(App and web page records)
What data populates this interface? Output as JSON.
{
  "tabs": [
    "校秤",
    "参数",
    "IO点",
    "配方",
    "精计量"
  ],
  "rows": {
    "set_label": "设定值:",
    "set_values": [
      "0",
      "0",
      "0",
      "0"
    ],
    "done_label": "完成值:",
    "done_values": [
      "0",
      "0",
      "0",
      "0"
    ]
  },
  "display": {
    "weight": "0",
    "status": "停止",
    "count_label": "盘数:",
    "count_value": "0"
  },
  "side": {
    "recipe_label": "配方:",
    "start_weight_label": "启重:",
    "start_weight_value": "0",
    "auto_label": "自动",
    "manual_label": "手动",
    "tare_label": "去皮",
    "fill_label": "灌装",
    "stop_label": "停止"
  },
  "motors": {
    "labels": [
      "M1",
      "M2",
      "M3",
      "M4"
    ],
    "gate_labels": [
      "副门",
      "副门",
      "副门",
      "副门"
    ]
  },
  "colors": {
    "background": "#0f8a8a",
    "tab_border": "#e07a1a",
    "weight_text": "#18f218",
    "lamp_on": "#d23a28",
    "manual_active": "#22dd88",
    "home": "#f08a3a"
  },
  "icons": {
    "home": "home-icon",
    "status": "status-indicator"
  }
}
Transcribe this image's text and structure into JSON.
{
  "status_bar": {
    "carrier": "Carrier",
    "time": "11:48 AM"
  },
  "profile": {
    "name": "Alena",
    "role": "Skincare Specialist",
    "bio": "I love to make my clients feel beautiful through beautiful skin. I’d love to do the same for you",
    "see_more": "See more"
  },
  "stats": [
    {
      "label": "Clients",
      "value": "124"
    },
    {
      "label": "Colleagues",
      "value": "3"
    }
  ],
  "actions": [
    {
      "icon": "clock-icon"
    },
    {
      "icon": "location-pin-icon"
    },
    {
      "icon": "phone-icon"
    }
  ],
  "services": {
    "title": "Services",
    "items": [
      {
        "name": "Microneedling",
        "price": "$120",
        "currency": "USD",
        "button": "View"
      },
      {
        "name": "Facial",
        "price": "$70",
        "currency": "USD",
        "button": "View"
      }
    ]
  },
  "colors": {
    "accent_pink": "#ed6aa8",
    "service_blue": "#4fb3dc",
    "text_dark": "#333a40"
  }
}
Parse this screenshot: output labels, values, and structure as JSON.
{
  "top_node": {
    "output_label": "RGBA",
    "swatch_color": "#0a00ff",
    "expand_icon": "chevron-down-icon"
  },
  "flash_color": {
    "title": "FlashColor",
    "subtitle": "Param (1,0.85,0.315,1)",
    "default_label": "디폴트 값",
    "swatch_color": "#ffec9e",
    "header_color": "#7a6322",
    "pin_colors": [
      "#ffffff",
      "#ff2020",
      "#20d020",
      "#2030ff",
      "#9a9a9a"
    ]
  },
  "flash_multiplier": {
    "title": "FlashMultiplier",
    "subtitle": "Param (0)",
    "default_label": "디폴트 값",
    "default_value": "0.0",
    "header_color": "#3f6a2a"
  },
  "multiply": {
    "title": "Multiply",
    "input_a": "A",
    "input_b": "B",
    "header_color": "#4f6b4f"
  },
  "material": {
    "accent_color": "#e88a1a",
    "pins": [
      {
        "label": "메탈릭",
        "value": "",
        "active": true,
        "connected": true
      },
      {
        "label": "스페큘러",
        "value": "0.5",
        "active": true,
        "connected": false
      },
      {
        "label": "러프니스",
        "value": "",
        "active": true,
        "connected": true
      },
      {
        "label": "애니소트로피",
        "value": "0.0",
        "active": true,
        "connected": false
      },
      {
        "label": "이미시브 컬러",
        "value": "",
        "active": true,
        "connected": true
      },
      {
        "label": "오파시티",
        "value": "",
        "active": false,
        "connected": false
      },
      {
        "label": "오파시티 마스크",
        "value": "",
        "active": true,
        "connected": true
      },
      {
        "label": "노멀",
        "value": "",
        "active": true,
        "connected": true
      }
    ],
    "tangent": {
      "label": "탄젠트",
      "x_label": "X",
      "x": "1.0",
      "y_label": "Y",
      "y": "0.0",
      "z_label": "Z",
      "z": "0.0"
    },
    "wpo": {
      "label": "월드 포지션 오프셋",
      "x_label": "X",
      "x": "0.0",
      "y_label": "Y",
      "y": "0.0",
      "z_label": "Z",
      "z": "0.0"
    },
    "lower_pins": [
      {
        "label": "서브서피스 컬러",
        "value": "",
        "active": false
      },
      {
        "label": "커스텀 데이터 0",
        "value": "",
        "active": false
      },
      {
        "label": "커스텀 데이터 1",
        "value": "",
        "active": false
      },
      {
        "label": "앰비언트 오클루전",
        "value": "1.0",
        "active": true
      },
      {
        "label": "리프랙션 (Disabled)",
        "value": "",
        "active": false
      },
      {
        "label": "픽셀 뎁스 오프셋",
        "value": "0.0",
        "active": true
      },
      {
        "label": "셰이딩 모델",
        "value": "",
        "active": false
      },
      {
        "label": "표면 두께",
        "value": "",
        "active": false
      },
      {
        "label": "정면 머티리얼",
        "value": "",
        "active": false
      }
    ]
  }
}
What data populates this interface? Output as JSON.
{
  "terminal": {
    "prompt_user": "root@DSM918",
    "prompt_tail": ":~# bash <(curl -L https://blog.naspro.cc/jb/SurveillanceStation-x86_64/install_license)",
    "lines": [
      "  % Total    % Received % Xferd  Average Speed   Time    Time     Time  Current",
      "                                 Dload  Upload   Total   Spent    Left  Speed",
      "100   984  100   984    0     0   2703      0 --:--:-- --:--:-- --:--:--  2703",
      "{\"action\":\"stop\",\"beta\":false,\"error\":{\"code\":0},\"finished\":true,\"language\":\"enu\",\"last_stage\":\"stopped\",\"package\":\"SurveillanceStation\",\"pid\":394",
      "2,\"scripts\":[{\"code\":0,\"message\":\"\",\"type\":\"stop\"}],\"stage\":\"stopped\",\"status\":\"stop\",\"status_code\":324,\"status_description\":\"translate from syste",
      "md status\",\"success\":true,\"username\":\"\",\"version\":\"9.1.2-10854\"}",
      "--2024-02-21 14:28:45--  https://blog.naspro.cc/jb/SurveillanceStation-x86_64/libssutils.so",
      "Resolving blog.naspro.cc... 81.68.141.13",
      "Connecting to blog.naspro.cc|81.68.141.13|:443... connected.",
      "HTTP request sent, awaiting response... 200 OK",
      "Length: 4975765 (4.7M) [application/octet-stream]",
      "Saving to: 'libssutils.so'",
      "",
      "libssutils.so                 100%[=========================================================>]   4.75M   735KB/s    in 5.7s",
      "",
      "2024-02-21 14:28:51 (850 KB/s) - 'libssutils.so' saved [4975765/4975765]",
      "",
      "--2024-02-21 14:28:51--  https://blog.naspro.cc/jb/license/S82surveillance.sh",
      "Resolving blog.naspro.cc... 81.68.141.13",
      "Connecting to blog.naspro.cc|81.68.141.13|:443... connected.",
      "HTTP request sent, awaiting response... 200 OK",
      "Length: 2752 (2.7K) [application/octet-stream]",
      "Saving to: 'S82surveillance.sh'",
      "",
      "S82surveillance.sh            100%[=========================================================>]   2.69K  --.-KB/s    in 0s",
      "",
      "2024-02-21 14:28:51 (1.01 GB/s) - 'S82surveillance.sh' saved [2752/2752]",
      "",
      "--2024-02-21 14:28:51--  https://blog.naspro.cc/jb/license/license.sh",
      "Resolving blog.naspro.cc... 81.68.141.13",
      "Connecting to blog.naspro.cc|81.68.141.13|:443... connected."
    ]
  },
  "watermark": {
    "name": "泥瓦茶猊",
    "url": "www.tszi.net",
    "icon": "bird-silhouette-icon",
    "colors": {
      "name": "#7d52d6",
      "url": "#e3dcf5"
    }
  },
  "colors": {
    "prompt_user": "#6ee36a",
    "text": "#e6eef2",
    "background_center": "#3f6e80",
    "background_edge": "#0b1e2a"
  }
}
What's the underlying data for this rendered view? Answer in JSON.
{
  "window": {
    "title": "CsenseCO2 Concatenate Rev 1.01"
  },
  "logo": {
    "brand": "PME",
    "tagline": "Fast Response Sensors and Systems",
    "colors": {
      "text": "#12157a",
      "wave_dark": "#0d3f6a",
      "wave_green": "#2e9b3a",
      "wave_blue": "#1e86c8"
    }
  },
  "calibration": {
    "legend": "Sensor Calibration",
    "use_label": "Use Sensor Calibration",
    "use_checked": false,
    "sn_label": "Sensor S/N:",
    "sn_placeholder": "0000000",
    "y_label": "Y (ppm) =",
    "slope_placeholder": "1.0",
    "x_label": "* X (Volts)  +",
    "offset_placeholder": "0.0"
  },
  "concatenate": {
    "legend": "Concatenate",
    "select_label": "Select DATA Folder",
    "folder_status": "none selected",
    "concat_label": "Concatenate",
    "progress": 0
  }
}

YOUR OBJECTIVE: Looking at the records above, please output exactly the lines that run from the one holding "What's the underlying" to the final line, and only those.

FINAL ANSWER:
What's the underlying data for this rendered view? Answer in JSON.
{
  "window": {
    "title": "CsenseCO2 Concatenate Rev 1.01"
  },
  "logo": {
    "brand": "PME",
    "tagline": "Fast Response Sensors and Systems",
    "colors": {
      "text": "#12157a",
      "wave_dark": "#0d3f6a",
      "wave_green": "#2e9b3a",
      "wave_blue": "#1e86c8"
    }
  },
  "calibration": {
    "legend": "Sensor Calibration",
    "use_label": "Use Sensor Calibration",
    "use_checked": false,
    "sn_label": "Sensor S/N:",
    "sn_placeholder": "0000000",
    "y_label": "Y (ppm) =",
    "slope_placeholder": "1.0",
    "x_label": "* X (Volts)  +",
    "offset_placeholder": "0.0"
  },
  "concatenate": {
    "legend": "Concatenate",
    "select_label": "Select DATA Folder",
    "folder_status": "none selected",
    "concat_label": "Concatenate",
    "progress": 0
  }
}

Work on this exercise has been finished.